The best part of this entire year has been the people I've met. I've always gotten my greatest pleasure from conversation with people who have something to teach me.  I've made friends who are well known by a lot of people and those who live a life that is quiet and modest and both types of people delight me and make my life richer.  I've befriended artists and business people, entertained the idea of entering politics and come really close to finishing my latest novel and will do so this winter with two more firm projects to follow.

I'm so grateful and commit to a complaint-free season.  I delight in the work and the bustle and the hectic days ahead with the dreaded shopping and all the planning and fussing because I know that a quiet time follows where I get to be fully creative and work on that which I love the most, my writing.

And I so look forward to hearing from friends over the holidays and becoming reconnected with those I've missed this year.  I'm sure I'll be back at least once more before the big day but just in case, Merry festive joyous Christmas and a delightful and successful new year!






 

Tuesday, December 3, 2013

A Cat was more Sensible



The full dollar the Parsons family paid in 1934 for their annual subscription to The Twillingate Sun set them apart from many who struggled to find a church penny each Sunday.
 The January 20th edition carried the item in its North East West South (NEWS) segment at the very back of the four page paper.

JAN 17“Fire broke out at 2 a.m. in Empire House, Hr. Grace this morning.  The Anglo Office in the same building is completely destroyed."

That was the same day the goat got into the house. The animal bleated and butted in a bizarre manner, wreaking havoc in the quiet salt box home.  The elderly matron had looked on in fright as the goat ran up the stairs and rammed through the house.

The shop attached to Empire house carrying a large stock is burnt, and nothing was saved.”

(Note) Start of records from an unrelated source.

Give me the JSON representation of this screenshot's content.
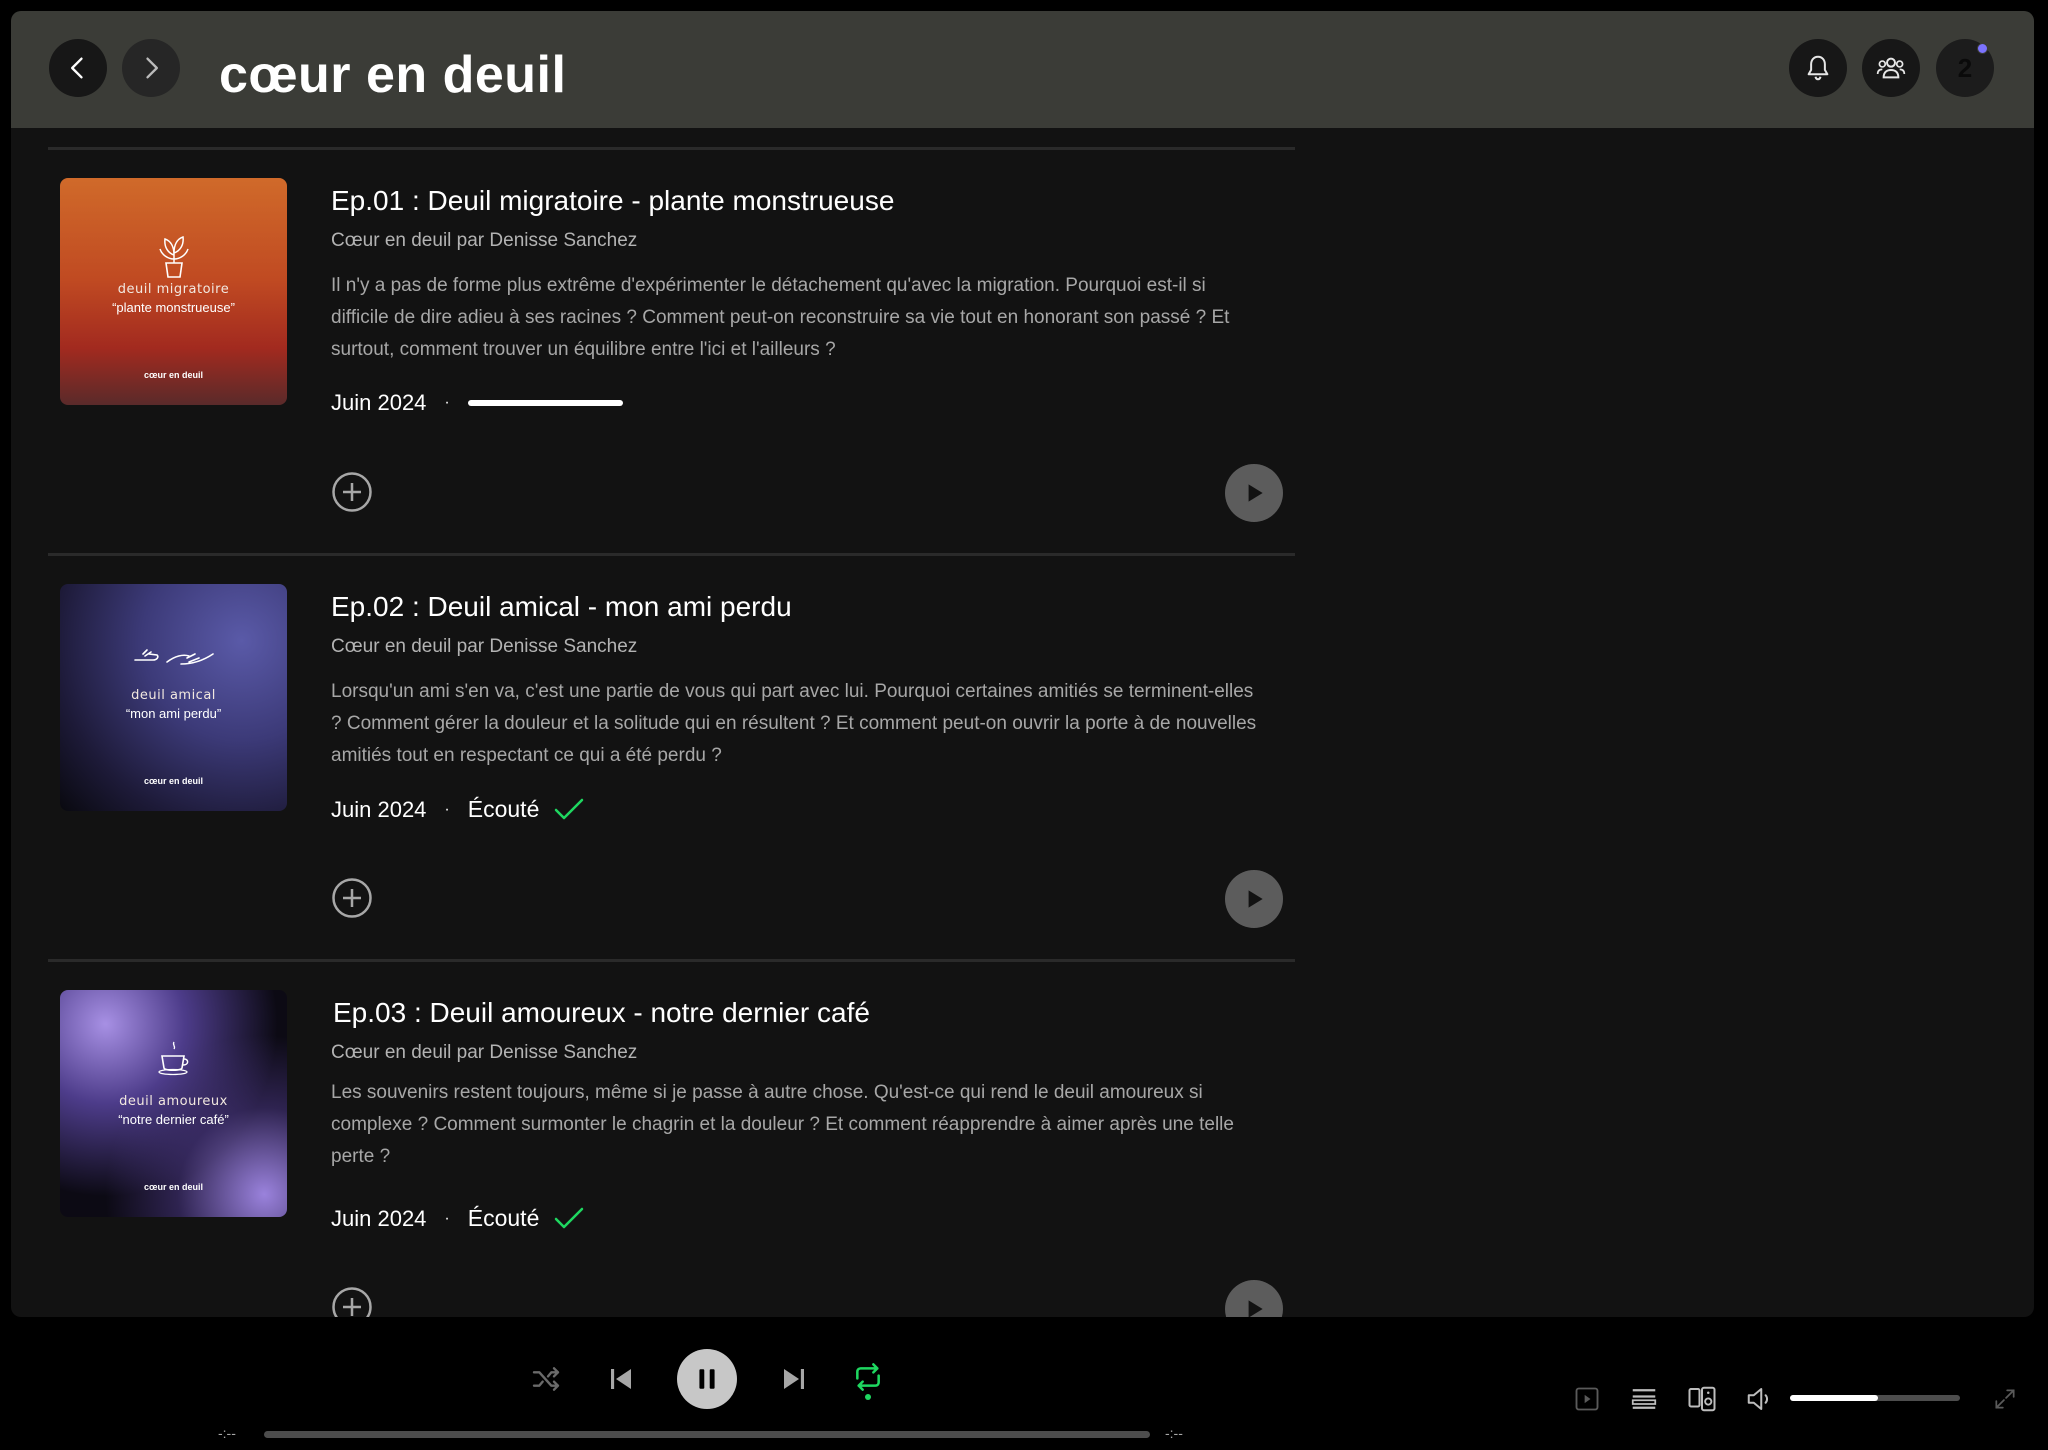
{
  "header": {
    "title": "cœur en deuil",
    "notification_count": "2"
  },
  "episodes": [
    {
      "title": "Ep.01 : Deuil migratoire - plante monstrueuse",
      "subtitle": "Cœur en deuil par Denisse Sanchez",
      "description": "Il n'y a pas de forme plus extrême d'expérimenter le détachement qu'avec la migration. Pourquoi est-il si difficile de dire adieu à ses racines ? Comment peut-on reconstruire sa vie tout en honorant son passé ? Et surtout, comment trouver un équilibre entre l'ici et l'ailleurs ?",
      "date": "Juin 2024",
      "cover_line1": "deuil migratoire",
      "cover_line2": "“plante monstrueuse”",
      "cover_logo": "cœur en deuil",
      "progress": 0.95
    },
    {
      "title": "Ep.02 : Deuil amical - mon ami perdu",
      "subtitle": "Cœur en deuil par Denisse Sanchez",
      "description": "Lorsqu'un ami s'en va, c'est une partie de vous qui part avec lui. Pourquoi certaines amitiés se terminent-elles ? Comment gérer la douleur et la solitude qui en résultent ? Et comment peut-on ouvrir la porte à de nouvelles amitiés tout en respectant ce qui a été perdu ?",
      "date": "Juin 2024",
      "status": "Écouté",
      "cover_line1": "deuil amical",
      "cover_line2": "“mon ami perdu”",
      "cover_logo": "cœur en deuil"
    },
    {
      "title": "Ep.03 : Deuil amoureux - notre dernier café",
      "subtitle": "Cœur en deuil par Denisse Sanchez",
      "description": "Les souvenirs restent toujours, même si je passe à autre chose. Qu'est-ce qui rend le deuil amoureux si complexe ? Comment surmonter le chagrin et la douleur ? Et comment réapprendre à aimer après une telle perte ?",
      "date": "Juin 2024",
      "status": "Écouté",
      "cover_line1": "deuil amoureux",
      "cover_line2": "“notre dernier café”",
      "cover_logo": "cœur en deuil"
    }
  ],
  "meta_separator": "·",
  "player": {
    "elapsed": "-:--",
    "remaining": "-:--",
    "volume": 0.52,
    "repeat_active_color": "#1ed760"
  },
  "colors": {
    "accent": "#1ed760",
    "topbar": "#3b3c37",
    "background": "#121212"
  }
}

It amused some folks that Ida’s pet was a goat.  But it was supposed that a thirty nine year old spinster wasn’t expected to be practical like her nineteen year old sister-in-law Bessie who had come as a serving girl for the family and wed the forty six year old bachelor of the home, Walter. 

Irritated at having to fix up the mess Bessie gave the cat rubbing around her legs a drop of tinned milk.

A Cat was more sensible.   

“C.L. Kennedy, same range, is gutted out completely but men saved some furniture."

Prosperity and literacy had provided rare options for Ida.  At thirty nine she was one of the first six female adult education teachers with Opportunity Schools.  These remarkable women worked in communities around the province teaching night school to local fishermen and their wives.

“A barn belonging to L.Pike destroyed, also cow and motor car.”

Books adorned every shelf.  Newspapers were stacked and kept and clipped into scrapbooks.  Bessie was immaculate in her housekeeping. 

“Sure he misses Ida.”  The old lady said of the cat that had jumped in her lap for a curl and a rest.  

A newspaper clipping stuck out of the Bible on the table by Mrs. Parsons along with the telegram. 

 “Miss Ida Parsons, Teacher Opportunity School, was trapped in her room and was burned to death.  At 9.a.m this morning the charred body of the woman was found in the debris.”

A barn.

A cow.

A motor car.

A woman.

One other line, an afterthought sandwiched between a report on Roosevelt’s Industry Recovery Plan in the USA and a social note on the mate of the S.S. Clyde arriving in Lewisporte, served as an obituary.

“Miss Parsons who so sadly lost her life at Harbour Grace was a native of Change Islands.”

They did save some furniture.

“Firemen did wonderful work.

A cat was more sensible.

Bessie went out to feed the goat.